Ray: I would see our design as a professional, elegant, and serious type of design which depicts an assurance towards the students that they are safe and comfortable traveling on the college bus.

Q: What was it like to see your design on the buses for the first time?
Sagar: When I saw the buses for the first time, I was elated. I was doing a photography assignment and was carrying a DSLR camera but when I saw the bus I took out my phone and started taking pictures. I was so happy I forgot I had a DSLR camera that I could be taking better pictures with.
Ray: The first time I saw the bus on campus was near the Residential Halls buildings. I smiled and I couldn't believe this giant bus was actually roaming around on campus. While I was working on the project, I had only pictured the design on a screen. I couldn't imagine one day it would be on an actual bus.

Q: What reactions have you received from the RIT community?
Sagar: My employers at Saunders were happy to see the design and my professors have been asking to see my portfolio. Students have told me they really like the orange because it stands out. I got a lot of feedback on Reddit too.
Ray: Everyone was talking about the new bus design but no one was aware of the designers who made this new bus. I overheard a lot of positive comments from the students and two of my friends posted on Facebook about the bus design but all of them had one big question, who designed the buses? I didn't mention our names because I wanted the college to announce it and I didn’t want to inform every student I encountered that we made the design.

Q: Have you received feedback from employers in the design industry?
Sagar: I’ve been applying for a spring co-op and employers have been impressed with this qualification. I’m in the process of interviewing with two companies in New York and Boston.
Ray: I have not gotten any feedback on my design from employers yet. I will probably start getting response from the industry after I finish my portfolio and start applying for full-time jobs.

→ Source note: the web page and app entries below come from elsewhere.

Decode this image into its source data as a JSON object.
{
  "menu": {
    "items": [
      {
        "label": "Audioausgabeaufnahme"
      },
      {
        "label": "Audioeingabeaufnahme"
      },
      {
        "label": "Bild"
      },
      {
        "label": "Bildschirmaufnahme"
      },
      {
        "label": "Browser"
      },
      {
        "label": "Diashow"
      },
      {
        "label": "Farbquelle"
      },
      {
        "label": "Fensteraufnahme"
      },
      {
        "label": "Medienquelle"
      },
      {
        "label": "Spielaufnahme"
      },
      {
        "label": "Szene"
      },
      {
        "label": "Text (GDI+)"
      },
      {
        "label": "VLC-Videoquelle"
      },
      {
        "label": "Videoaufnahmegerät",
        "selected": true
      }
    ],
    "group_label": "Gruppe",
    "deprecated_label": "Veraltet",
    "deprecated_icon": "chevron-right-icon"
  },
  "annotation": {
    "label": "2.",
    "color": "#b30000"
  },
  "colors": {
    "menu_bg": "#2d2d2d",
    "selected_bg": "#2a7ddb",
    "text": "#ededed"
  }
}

Q: What are your plans after graduation?
Sagar: I will look for a job in user interface and experience design. I want to focus on this type of design because I think analytically and I want to know what people like and don’t like.
Ray: After graduation, I want to obtain a full-time job as a user interface designer and create something innovative for users.

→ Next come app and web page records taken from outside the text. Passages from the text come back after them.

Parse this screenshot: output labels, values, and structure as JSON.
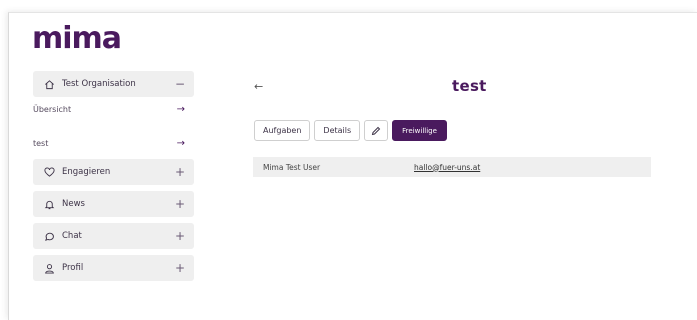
{
  "brand": {
    "logo_text": "mima",
    "accent": "#4a1a5e"
  },
  "sidebar": {
    "organisation": {
      "label": "Test Organisation",
      "icon": "home-icon",
      "toggle": "−"
    },
    "sub_items": [
      {
        "label": "Übersicht",
        "arrow": "→"
      },
      {
        "label": "test",
        "arrow": "→"
      }
    ],
    "items": [
      {
        "label": "Engagieren",
        "icon": "heart-icon",
        "toggle": "+"
      },
      {
        "label": "News",
        "icon": "bell-icon",
        "toggle": "+"
      },
      {
        "label": "Chat",
        "icon": "chat-bubble-icon",
        "toggle": "+"
      },
      {
        "label": "Profil",
        "icon": "user-icon",
        "toggle": "+"
      }
    ]
  },
  "main": {
    "back": "←",
    "title": "test",
    "tabs": [
      {
        "label": "Aufgaben",
        "active": false
      },
      {
        "label": "Details",
        "active": false
      },
      {
        "label": "",
        "icon": "pencil-icon",
        "active": false
      },
      {
        "label": "Freiwillige",
        "active": true
      }
    ],
    "volunteers": [
      {
        "name": "Mima Test User",
        "email": "hallo@fuer-uns.at"
      }
    ]
  }
}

Traci Turner compiles “Student Spotlight” for University News. Contact her at trt6538@rit.edu with suggestions.

201510/sagarray.jpg

David J. Wivell

Rootwa Sagar and Trina Ray, visual communication design graduate students, teamed up to develop a safe and elegant design for the new RIT buses.